— YOUR OBJECTIVE —
The task calls for each line of the records below in which the word "icon" appears.

— Web page and app entries —
══════════

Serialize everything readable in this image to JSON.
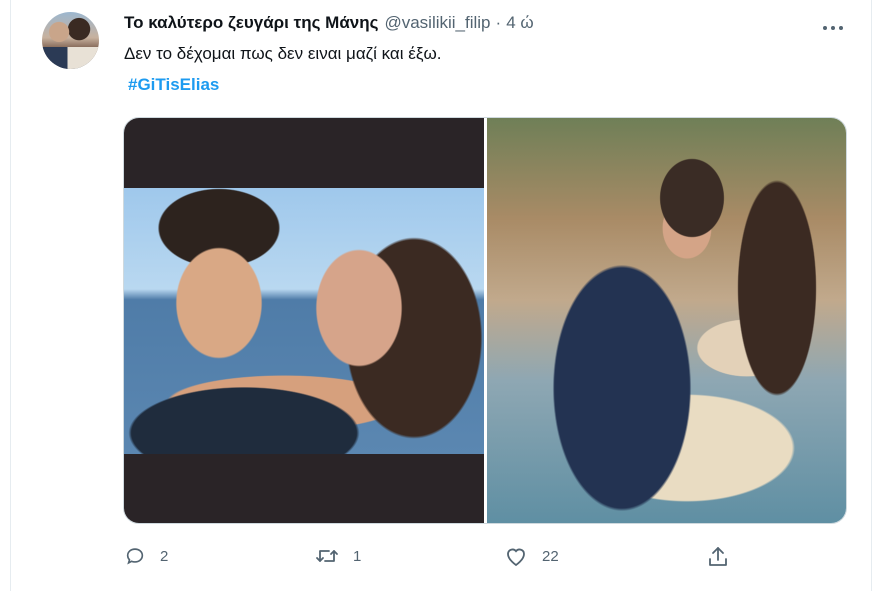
{
  "tweet": {
    "display_name": "Το καλύτερο ζευγάρι της Μάνης",
    "handle": "@vasilikii_filip",
    "separator": "·",
    "time": "4 ώ",
    "more_icon": "more-horizontal-icon",
    "text": "Δεν το δέχομαι πως δεν ειναι μαζί και έξω.",
    "hashtag": "#GiTisElias",
    "accent_color": "#1d9bf0"
  },
  "media": {
    "count": 2
  },
  "actions": {
    "reply": {
      "icon": "reply-icon",
      "count": "2"
    },
    "retweet": {
      "icon": "retweet-icon",
      "count": "1"
    },
    "like": {
      "icon": "heart-icon",
      "count": "22"
    },
    "share": {
      "icon": "share-icon"
    }
  }
}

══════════

— ANSWER AREA —
    "more_icon": "more-horizontal-icon",
      "icon": "reply-icon",
      "icon": "retweet-icon",
      "icon": "heart-icon",
      "icon": "share-icon"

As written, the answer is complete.